Out of the lines below, please list those that hold the string "JSON".

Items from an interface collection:
BEGIN

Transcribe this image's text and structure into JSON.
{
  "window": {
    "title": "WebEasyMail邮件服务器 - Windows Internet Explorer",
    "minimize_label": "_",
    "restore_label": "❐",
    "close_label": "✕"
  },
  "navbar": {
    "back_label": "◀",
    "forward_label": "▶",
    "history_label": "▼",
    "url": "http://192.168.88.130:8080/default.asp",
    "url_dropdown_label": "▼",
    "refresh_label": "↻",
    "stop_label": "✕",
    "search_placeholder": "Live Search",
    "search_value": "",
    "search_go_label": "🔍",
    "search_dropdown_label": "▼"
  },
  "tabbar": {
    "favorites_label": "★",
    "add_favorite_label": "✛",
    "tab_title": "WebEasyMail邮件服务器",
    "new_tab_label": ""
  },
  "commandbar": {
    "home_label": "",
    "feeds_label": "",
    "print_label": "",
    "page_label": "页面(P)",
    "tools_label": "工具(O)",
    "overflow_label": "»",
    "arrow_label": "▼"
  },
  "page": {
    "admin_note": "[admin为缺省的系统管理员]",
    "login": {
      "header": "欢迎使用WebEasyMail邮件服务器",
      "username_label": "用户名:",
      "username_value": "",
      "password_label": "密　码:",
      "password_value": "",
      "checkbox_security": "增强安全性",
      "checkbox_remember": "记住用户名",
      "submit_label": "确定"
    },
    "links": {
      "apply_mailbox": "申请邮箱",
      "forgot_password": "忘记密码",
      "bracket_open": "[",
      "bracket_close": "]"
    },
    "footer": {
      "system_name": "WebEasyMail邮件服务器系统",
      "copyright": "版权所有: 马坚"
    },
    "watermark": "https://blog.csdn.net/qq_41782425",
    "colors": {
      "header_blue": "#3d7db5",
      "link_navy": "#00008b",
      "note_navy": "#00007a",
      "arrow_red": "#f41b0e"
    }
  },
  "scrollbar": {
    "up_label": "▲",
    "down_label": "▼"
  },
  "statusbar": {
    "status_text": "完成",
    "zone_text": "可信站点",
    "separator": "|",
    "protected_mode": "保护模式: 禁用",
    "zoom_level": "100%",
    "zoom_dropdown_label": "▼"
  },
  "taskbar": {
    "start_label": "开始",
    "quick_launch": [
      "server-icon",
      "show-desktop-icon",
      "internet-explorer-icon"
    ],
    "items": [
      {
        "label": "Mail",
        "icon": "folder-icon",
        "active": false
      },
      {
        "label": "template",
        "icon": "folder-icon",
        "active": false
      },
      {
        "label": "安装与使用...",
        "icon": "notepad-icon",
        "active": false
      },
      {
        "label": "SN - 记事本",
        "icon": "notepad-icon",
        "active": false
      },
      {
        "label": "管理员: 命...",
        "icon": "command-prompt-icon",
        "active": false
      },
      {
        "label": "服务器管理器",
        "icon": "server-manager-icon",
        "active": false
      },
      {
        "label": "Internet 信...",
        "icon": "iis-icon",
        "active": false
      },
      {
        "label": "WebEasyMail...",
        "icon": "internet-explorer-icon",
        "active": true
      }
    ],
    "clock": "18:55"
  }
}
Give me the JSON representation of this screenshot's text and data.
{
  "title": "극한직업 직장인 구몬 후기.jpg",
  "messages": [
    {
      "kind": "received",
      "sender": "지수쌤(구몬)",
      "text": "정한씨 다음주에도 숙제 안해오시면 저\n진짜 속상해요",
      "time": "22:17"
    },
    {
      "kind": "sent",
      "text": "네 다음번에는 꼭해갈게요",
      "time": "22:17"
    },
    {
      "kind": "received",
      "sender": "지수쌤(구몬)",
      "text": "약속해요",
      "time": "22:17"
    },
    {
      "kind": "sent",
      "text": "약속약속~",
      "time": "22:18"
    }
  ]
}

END

SOLUTION TO THIS EXERCISE:
Transcribe this image's text and structure into JSON.
Give me the JSON representation of this screenshot's text and data.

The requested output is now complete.